• Anna Solana, science journalist

    Sun damage continues after dark

    31 May Sun damage continues after dark



    Scientific American

    It may take a few hours for you to realise that you got sunburned while sunbathing. Similarly, the mutations that ultraviolet (UV) radiation can cause in DNA and that lead to the dreaded skin cancer continue for several hours after you’ve left the beach or the mountains and the sun has gone down.


    Researchers at Yale University – led by Douglas E. Brash, a professor of radiology and dermatology – have published a study in Science that demonstrates that melanin, the pigment that darkens the skin to protect it from harm inflicted by UV rays, also has its downside. Certain components of this pigment are involved in the onset of DNA lesions that can cause the mutations responsible for melanoma – which continue for up to four hours after sun exposure has ended. Read More

  • Anna Solana, science journalist

    Queen Letizia: against the sun

    21 Mar Queen Letizia: against the sun

    She acknowledges having stupidly sunbathed without protection, like almost anyone else. But she also says she’s learned her lesson. Queen Letizia of Spain, inaugurating the 1st International Symposium on Cancers of the Skin, held in Madrid last January, insisted that "we don’t need to get burned to get a good tan."


    The data prove her right. According to the World Health Organization (WHO), cases of skin cancer triple each decade. Skin cancer annually affects about 160,000 people worldwide; in Spain, incidence has increased 38% over the past four years. The sun takes its toll on the skin. In her talk the Queen very much emphasized this; avoiding excessive and uncontrolled exposure to the sun is key to preventing skin cancer, she said. Read More

  • Núria Estapé, science journalist

    The skin and environmental stress

    Air pollution, extreme temperatures, artificial light, ultraviolet radiation, noise, cigarette smoke and traffic fumes: all these environmental stressors threaten the health of our skin. Recent studies show that when the skin is continuously exposed to various forms of environmental stress it ages much faster and becomes vulnerable to diseases such as cancer.


    The skin is the wrapper that connects us to the environment and protects our body from the inclemencies of the weather. This is hardly surprising, as the skin is the body’s organ that suffers most when our living environment is toxic and inhospitable. Our skin reflects everything, whether it comes from within or without, whether it’s psychological problems, the repercussions of what we eat, the air we breathe or what touches our skin. Living conditions in large cities and industrial areas have created new problems for our skin, designed to be able to adapt to temperature and humidity variations in natural habitats. Read More

  • Fede Montagud, editor

    Sunburns triple the risk of skin cancer

    21 Nov


    Sunburn is dangerous. It may increase the risk of skin cancer, even though we may have been burned – as children – before we were aware of the consequences.
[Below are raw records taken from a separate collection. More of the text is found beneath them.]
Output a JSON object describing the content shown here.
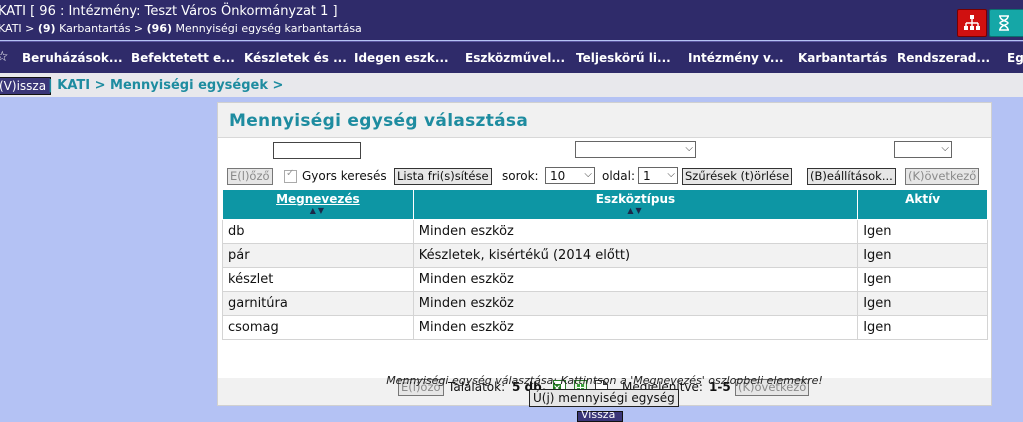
{
  "header": {
    "title": "KATI [ 96 : Intézmény: Teszt Város Önkormányzat 1 ]",
    "path_part1": "KATI > ",
    "path_bold1": "(9)",
    "path_part2": " Karbantartás > ",
    "path_bold2": "(96)",
    "path_part3": " Mennyiségi egység karbantartása",
    "icons": [
      "sitemap-icon",
      "hourglass-icon"
    ]
  },
  "nav": {
    "items": [
      "Beruházások...",
      "Befektetett e...",
      "Készletek és ...",
      "Idegen eszk...",
      "Eszközművel...",
      "Teljeskörű li...",
      "Intézmény v...",
      "Karbantartás",
      "Rendszerad...",
      "Eg"
    ]
  },
  "breadcrumb": {
    "back_label": "(V)issza",
    "path": "| KATI > Mennyiségi egységek >"
  },
  "panel": {
    "title": "Mennyiségi egység választása",
    "toolbar": {
      "prev": "E(l)őző",
      "quick_search": "Gyors keresés",
      "refresh": "Lista fri(s)sítése",
      "rows_label": "sorok:",
      "rows_value": "10",
      "page_label": "oldal:",
      "page_value": "1",
      "clear_filters": "Szűrések (t)örlése",
      "settings": "(B)eállítások...",
      "next": "(K)övetkező"
    },
    "columns": [
      "Megnevezés",
      "Eszköztípus",
      "Aktív"
    ],
    "rows": [
      [
        "db",
        "Minden eszköz",
        "Igen"
      ],
      [
        "pár",
        "Készletek, kisértékű (2014 előtt)",
        "Igen"
      ],
      [
        "készlet",
        "Minden eszköz",
        "Igen"
      ],
      [
        "garnitúra",
        "Minden eszköz",
        "Igen"
      ],
      [
        "csomag",
        "Minden eszköz",
        "Igen"
      ]
    ],
    "footer": {
      "prev": "E(l)őző",
      "results_label": "Találatok:",
      "results_value": "5 db.",
      "shown_label": "Megjelenítve:",
      "shown_value": "1-5",
      "next": "(K)övetkező"
    },
    "note": "Mennyiségi egység választása: Kattintson a 'Megnevezés' oszlopbeli elemekre!",
    "new_button": "Ú(j) mennyiségi egység"
  },
  "bottom_back": "Vissza"
}
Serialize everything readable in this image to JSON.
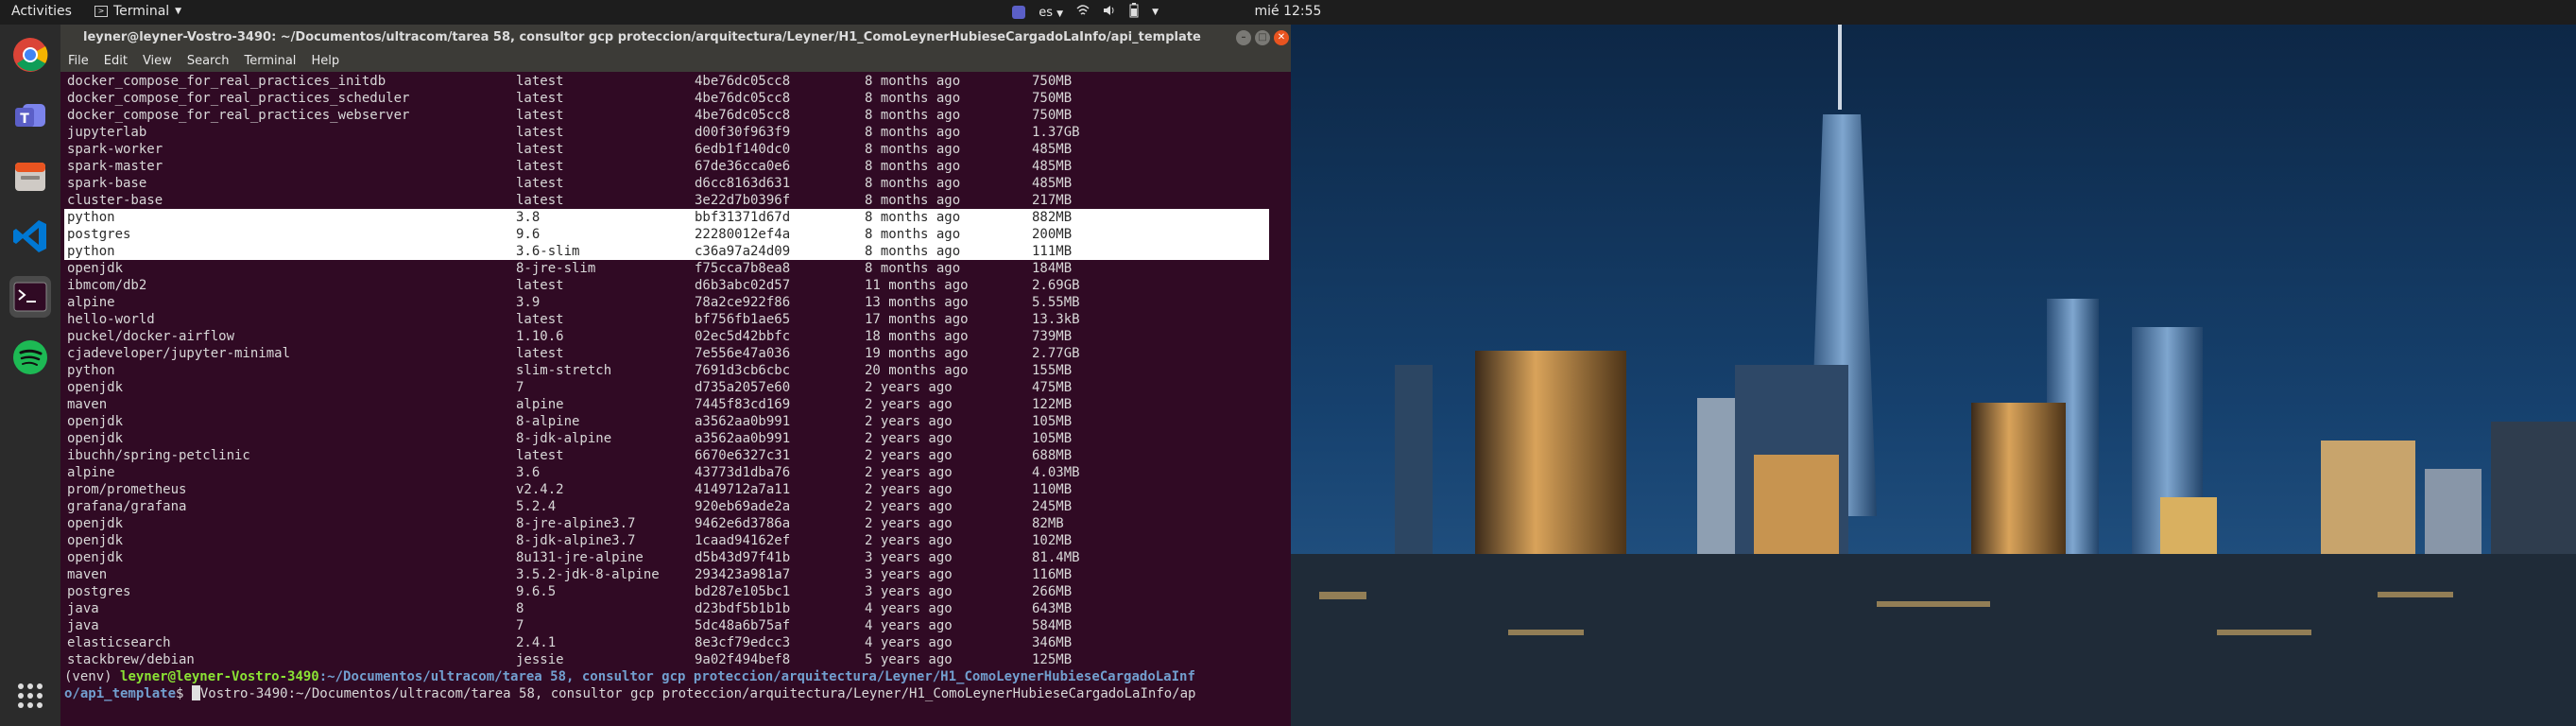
{
  "topbar": {
    "activities": "Activities",
    "app_name": "Terminal",
    "clock": "mié 12:55",
    "keyboard_layout": "es"
  },
  "dock": {
    "items": [
      {
        "name": "Google Chrome",
        "icon": "chrome-icon"
      },
      {
        "name": "Microsoft Teams",
        "icon": "teams-icon"
      },
      {
        "name": "Files",
        "icon": "files-icon"
      },
      {
        "name": "Visual Studio Code",
        "icon": "vscode-icon"
      },
      {
        "name": "Terminal",
        "icon": "terminal-icon"
      },
      {
        "name": "Spotify",
        "icon": "spotify-icon"
      }
    ],
    "show_apps": "grid-icon"
  },
  "window": {
    "title": "leyner@leyner-Vostro-3490: ~/Documentos/ultracom/tarea 58, consultor gcp proteccion/arquitectura/Leyner/H1_ComoLeynerHubieseCargadoLaInfo/api_template",
    "menu": [
      "File",
      "Edit",
      "View",
      "Search",
      "Terminal",
      "Help"
    ]
  },
  "terminal": {
    "rows": [
      {
        "repo": "docker_compose_for_real_practices_initdb",
        "tag": "latest",
        "id": "4be76dc05cc8",
        "created": "8 months ago",
        "size": "750MB",
        "selected": false
      },
      {
        "repo": "docker_compose_for_real_practices_scheduler",
        "tag": "latest",
        "id": "4be76dc05cc8",
        "created": "8 months ago",
        "size": "750MB",
        "selected": false
      },
      {
        "repo": "docker_compose_for_real_practices_webserver",
        "tag": "latest",
        "id": "4be76dc05cc8",
        "created": "8 months ago",
        "size": "750MB",
        "selected": false
      },
      {
        "repo": "jupyterlab",
        "tag": "latest",
        "id": "d00f30f963f9",
        "created": "8 months ago",
        "size": "1.37GB",
        "selected": false
      },
      {
        "repo": "spark-worker",
        "tag": "latest",
        "id": "6edb1f140dc0",
        "created": "8 months ago",
        "size": "485MB",
        "selected": false
      },
      {
        "repo": "spark-master",
        "tag": "latest",
        "id": "67de36cca0e6",
        "created": "8 months ago",
        "size": "485MB",
        "selected": false
      },
      {
        "repo": "spark-base",
        "tag": "latest",
        "id": "d6cc8163d631",
        "created": "8 months ago",
        "size": "485MB",
        "selected": false
      },
      {
        "repo": "cluster-base",
        "tag": "latest",
        "id": "3e22d7b0396f",
        "created": "8 months ago",
        "size": "217MB",
        "selected": false
      },
      {
        "repo": "python",
        "tag": "3.8",
        "id": "bbf31371d67d",
        "created": "8 months ago",
        "size": "882MB",
        "selected": true
      },
      {
        "repo": "postgres",
        "tag": "9.6",
        "id": "22280012ef4a",
        "created": "8 months ago",
        "size": "200MB",
        "selected": true
      },
      {
        "repo": "python",
        "tag": "3.6-slim",
        "id": "c36a97a24d09",
        "created": "8 months ago",
        "size": "111MB",
        "selected": true
      },
      {
        "repo": "openjdk",
        "tag": "8-jre-slim",
        "id": "f75cca7b8ea8",
        "created": "8 months ago",
        "size": "184MB",
        "selected": false
      },
      {
        "repo": "ibmcom/db2",
        "tag": "latest",
        "id": "d6b3abc02d57",
        "created": "11 months ago",
        "size": "2.69GB",
        "selected": false
      },
      {
        "repo": "alpine",
        "tag": "3.9",
        "id": "78a2ce922f86",
        "created": "13 months ago",
        "size": "5.55MB",
        "selected": false
      },
      {
        "repo": "hello-world",
        "tag": "latest",
        "id": "bf756fb1ae65",
        "created": "17 months ago",
        "size": "13.3kB",
        "selected": false
      },
      {
        "repo": "puckel/docker-airflow",
        "tag": "1.10.6",
        "id": "02ec5d42bbfc",
        "created": "18 months ago",
        "size": "739MB",
        "selected": false
      },
      {
        "repo": "cjadeveloper/jupyter-minimal",
        "tag": "latest",
        "id": "7e556e47a036",
        "created": "19 months ago",
        "size": "2.77GB",
        "selected": false
      },
      {
        "repo": "python",
        "tag": "slim-stretch",
        "id": "7691d3cb6cbc",
        "created": "20 months ago",
        "size": "155MB",
        "selected": false
      },
      {
        "repo": "openjdk",
        "tag": "7",
        "id": "d735a2057e60",
        "created": "2 years ago",
        "size": "475MB",
        "selected": false
      },
      {
        "repo": "maven",
        "tag": "alpine",
        "id": "7445f83cd169",
        "created": "2 years ago",
        "size": "122MB",
        "selected": false
      },
      {
        "repo": "openjdk",
        "tag": "8-alpine",
        "id": "a3562aa0b991",
        "created": "2 years ago",
        "size": "105MB",
        "selected": false
      },
      {
        "repo": "openjdk",
        "tag": "8-jdk-alpine",
        "id": "a3562aa0b991",
        "created": "2 years ago",
        "size": "105MB",
        "selected": false
      },
      {
        "repo": "ibuchh/spring-petclinic",
        "tag": "latest",
        "id": "6670e6327c31",
        "created": "2 years ago",
        "size": "688MB",
        "selected": false
      },
      {
        "repo": "alpine",
        "tag": "3.6",
        "id": "43773d1dba76",
        "created": "2 years ago",
        "size": "4.03MB",
        "selected": false
      },
      {
        "repo": "prom/prometheus",
        "tag": "v2.4.2",
        "id": "4149712a7a11",
        "created": "2 years ago",
        "size": "110MB",
        "selected": false
      },
      {
        "repo": "grafana/grafana",
        "tag": "5.2.4",
        "id": "920eb69ade2a",
        "created": "2 years ago",
        "size": "245MB",
        "selected": false
      },
      {
        "repo": "openjdk",
        "tag": "8-jre-alpine3.7",
        "id": "9462e6d3786a",
        "created": "2 years ago",
        "size": "82MB",
        "selected": false
      },
      {
        "repo": "openjdk",
        "tag": "8-jdk-alpine3.7",
        "id": "1caad94162ef",
        "created": "2 years ago",
        "size": "102MB",
        "selected": false
      },
      {
        "repo": "openjdk",
        "tag": "8u131-jre-alpine",
        "id": "d5b43d97f41b",
        "created": "3 years ago",
        "size": "81.4MB",
        "selected": false
      },
      {
        "repo": "maven",
        "tag": "3.5.2-jdk-8-alpine",
        "id": "293423a981a7",
        "created": "3 years ago",
        "size": "116MB",
        "selected": false
      },
      {
        "repo": "postgres",
        "tag": "9.6.5",
        "id": "bd287e105bc1",
        "created": "3 years ago",
        "size": "266MB",
        "selected": false
      },
      {
        "repo": "java",
        "tag": "8",
        "id": "d23bdf5b1b1b",
        "created": "4 years ago",
        "size": "643MB",
        "selected": false
      },
      {
        "repo": "java",
        "tag": "7",
        "id": "5dc48a6b75af",
        "created": "4 years ago",
        "size": "584MB",
        "selected": false
      },
      {
        "repo": "elasticsearch",
        "tag": "2.4.1",
        "id": "8e3cf79edcc3",
        "created": "4 years ago",
        "size": "346MB",
        "selected": false
      },
      {
        "repo": "stackbrew/debian",
        "tag": "jessie",
        "id": "9a02f494bef8",
        "created": "5 years ago",
        "size": "125MB",
        "selected": false
      }
    ],
    "prompt": {
      "venv": "(venv) ",
      "user_host": "leyner@leyner-Vostro-3490",
      "path_line1": ":~/Documentos/ultracom/tarea 58, consultor gcp proteccion/arquitectura/Leyner/H1_ComoLeynerHubieseCargadoLaInf",
      "path_line2": "o/api_template",
      "dollar": "$ ",
      "typed_text": "Vostro-3490:~/Documentos/ultracom/tarea 58, consultor gcp proteccion/arquitectura/Leyner/H1_ComoLeynerHubieseCargadoLaInfo/ap"
    }
  },
  "colors": {
    "terminal_bg": "#300a24",
    "prompt_green": "#8ae234",
    "prompt_blue": "#729fcf",
    "selection_bg": "#ffffff"
  }
}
We have been warned time and again, but we still see skins red as tomatoes from the sun.


    That’s why some organizations continue to emphasize informing the consumer. This Cancer Research (UK) video explains what happens to cells when the sun damages them and the difference with other burns caused by hot objects. The other burns heal, but burns from the sun can have dramatic consequences many years later. Contact burns merely destroy some skin cells, nothing more. Sunburn also destroys cells, but it also alters the DNA of surviving cells and this can lead to the development of cancer. A simple but enlightening reason not to forget to protect yourself from the sun. Read More